Pick out every line in the data below that holds "name".

═════ Excerpted records

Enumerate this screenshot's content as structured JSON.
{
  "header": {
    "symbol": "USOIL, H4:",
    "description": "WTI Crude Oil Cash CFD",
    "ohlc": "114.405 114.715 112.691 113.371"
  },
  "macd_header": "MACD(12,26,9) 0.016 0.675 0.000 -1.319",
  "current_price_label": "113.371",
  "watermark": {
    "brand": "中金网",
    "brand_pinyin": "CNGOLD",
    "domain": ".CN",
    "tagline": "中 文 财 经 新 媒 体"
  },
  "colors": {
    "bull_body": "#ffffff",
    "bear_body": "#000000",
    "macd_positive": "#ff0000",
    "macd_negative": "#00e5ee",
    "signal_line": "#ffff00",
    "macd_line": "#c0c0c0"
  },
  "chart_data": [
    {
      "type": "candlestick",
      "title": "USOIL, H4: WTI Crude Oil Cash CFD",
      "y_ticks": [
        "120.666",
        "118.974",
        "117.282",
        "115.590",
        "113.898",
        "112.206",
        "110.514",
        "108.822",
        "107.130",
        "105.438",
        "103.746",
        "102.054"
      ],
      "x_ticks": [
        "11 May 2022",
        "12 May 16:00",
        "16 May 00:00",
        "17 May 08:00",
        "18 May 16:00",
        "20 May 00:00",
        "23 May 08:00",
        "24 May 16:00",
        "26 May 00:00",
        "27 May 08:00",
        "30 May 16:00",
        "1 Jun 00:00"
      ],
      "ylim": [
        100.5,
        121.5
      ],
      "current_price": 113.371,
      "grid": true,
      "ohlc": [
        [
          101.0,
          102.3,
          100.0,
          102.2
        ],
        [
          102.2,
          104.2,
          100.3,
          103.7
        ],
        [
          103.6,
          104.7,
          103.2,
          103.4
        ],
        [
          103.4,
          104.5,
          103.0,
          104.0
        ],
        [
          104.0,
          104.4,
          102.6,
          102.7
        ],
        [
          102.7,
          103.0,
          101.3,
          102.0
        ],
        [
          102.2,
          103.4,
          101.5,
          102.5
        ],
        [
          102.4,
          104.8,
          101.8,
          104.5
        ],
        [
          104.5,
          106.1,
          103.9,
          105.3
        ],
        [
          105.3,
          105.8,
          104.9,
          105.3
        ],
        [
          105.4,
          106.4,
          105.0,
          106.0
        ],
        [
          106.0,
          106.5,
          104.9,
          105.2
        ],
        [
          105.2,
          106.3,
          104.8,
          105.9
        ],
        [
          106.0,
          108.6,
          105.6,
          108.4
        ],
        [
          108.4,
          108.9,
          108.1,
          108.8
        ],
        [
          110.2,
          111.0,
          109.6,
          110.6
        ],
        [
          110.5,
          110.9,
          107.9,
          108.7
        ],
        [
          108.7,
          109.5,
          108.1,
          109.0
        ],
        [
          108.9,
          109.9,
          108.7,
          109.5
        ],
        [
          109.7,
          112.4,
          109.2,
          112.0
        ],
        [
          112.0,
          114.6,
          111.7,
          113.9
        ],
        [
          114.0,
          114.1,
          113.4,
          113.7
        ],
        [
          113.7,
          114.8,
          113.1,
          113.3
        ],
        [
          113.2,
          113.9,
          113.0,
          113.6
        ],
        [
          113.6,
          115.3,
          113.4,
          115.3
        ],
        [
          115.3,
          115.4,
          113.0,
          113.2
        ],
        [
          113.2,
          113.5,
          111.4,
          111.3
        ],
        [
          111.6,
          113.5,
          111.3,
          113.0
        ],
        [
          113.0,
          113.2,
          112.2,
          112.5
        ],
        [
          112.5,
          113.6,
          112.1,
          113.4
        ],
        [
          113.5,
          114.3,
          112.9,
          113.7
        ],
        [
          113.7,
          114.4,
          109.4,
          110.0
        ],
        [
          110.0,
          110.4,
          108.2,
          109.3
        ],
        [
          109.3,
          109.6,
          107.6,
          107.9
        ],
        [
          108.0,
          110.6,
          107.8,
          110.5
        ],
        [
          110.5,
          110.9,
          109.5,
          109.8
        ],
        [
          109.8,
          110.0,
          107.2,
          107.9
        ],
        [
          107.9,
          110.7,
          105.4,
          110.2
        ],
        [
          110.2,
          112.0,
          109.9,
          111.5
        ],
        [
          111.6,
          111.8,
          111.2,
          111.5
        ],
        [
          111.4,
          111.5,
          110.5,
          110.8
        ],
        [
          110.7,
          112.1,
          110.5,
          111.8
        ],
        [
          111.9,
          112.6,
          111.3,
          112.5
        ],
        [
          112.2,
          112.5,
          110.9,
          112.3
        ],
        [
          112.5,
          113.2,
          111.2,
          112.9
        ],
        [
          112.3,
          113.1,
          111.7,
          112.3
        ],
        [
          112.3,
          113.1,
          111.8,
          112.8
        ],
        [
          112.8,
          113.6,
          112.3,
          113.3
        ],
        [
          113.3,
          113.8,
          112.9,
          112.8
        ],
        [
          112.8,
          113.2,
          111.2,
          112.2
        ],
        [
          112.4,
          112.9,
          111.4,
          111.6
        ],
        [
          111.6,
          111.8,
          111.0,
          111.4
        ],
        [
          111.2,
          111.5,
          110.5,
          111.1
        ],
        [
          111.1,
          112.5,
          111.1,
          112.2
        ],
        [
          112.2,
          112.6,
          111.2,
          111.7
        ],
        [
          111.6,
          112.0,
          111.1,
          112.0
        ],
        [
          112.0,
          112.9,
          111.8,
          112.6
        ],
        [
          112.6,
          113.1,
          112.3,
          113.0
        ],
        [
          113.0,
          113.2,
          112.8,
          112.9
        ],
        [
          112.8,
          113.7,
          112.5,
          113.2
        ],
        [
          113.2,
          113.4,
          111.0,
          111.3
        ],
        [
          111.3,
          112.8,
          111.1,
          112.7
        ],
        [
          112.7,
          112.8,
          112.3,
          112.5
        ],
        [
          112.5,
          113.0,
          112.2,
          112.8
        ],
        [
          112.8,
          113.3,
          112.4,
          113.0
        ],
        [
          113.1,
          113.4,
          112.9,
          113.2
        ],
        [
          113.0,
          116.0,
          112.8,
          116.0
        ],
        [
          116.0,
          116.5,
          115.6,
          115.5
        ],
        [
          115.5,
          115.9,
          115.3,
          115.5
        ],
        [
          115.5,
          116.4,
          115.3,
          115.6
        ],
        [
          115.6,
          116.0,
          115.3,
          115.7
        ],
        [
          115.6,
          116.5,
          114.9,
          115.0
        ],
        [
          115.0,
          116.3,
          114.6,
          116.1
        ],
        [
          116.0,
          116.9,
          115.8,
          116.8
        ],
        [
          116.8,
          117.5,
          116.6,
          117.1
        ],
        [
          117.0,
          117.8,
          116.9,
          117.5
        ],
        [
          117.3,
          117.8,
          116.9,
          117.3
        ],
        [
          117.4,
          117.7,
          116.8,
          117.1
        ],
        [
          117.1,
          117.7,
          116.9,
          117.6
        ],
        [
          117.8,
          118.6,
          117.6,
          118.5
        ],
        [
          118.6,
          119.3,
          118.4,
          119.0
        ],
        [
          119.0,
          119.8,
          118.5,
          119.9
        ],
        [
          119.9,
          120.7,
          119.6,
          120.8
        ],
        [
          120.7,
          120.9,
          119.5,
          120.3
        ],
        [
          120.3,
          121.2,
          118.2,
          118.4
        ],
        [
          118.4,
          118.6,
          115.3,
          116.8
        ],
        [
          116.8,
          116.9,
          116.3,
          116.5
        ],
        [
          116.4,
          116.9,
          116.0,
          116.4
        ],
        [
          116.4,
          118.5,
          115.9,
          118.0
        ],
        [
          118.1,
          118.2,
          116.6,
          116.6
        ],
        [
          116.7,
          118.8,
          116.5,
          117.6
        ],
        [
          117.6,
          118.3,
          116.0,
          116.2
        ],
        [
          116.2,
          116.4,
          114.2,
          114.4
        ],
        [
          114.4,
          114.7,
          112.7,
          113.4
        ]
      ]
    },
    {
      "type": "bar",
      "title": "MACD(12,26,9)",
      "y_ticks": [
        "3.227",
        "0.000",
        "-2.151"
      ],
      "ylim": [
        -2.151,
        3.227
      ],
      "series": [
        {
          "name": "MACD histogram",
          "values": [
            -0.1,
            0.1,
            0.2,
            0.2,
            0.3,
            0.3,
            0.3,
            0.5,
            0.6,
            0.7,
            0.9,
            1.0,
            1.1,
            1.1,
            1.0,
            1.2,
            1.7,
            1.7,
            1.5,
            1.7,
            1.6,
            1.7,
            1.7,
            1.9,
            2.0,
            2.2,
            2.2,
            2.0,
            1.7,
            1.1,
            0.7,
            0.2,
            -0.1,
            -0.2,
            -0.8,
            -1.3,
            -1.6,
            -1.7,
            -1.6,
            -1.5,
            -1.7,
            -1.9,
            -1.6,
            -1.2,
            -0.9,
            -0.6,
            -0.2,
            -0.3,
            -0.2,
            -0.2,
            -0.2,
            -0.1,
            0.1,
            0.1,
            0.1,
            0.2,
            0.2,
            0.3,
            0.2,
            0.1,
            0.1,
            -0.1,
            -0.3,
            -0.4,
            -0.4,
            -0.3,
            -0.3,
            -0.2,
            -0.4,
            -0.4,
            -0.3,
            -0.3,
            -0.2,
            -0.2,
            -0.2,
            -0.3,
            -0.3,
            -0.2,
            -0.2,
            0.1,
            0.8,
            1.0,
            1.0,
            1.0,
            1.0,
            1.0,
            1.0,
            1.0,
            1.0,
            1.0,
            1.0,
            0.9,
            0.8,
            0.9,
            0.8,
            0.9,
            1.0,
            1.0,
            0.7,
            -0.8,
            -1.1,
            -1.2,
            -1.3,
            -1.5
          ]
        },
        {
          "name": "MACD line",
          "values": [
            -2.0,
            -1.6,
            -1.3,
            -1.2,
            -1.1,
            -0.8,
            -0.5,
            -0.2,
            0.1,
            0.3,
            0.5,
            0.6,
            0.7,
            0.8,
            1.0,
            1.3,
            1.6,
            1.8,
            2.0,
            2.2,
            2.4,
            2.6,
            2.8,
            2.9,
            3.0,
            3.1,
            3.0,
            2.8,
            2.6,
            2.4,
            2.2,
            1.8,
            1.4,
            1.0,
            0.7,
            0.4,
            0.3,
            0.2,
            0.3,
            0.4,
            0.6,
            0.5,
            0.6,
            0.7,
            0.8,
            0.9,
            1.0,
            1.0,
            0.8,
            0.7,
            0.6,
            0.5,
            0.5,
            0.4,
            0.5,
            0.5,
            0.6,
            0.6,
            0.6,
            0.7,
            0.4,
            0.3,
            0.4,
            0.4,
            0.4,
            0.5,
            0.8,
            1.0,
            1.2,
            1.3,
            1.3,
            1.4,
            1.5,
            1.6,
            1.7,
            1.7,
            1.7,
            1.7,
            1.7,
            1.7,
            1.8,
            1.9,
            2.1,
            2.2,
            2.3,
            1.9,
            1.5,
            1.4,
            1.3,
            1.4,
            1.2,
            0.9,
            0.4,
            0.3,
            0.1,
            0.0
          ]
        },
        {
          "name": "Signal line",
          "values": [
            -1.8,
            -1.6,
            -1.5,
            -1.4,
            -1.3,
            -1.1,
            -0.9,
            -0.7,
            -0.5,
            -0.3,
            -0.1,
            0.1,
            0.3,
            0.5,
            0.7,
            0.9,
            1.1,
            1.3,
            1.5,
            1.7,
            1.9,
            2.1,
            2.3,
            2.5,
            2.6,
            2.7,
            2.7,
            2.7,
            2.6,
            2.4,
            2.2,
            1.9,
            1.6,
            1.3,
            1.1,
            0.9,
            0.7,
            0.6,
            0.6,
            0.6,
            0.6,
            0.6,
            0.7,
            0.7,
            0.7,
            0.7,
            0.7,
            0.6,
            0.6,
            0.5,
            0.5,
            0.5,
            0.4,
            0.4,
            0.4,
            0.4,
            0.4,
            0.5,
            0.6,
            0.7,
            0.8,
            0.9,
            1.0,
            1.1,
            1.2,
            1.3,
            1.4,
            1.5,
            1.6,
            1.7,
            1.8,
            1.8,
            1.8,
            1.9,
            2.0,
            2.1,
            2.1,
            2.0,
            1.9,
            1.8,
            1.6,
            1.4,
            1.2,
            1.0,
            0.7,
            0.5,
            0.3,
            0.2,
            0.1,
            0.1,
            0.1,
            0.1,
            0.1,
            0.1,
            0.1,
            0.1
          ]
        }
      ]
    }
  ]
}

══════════

Reply to the task
          "name": "MACD histogram",
          "name": "MACD line",
          "name": "Signal line",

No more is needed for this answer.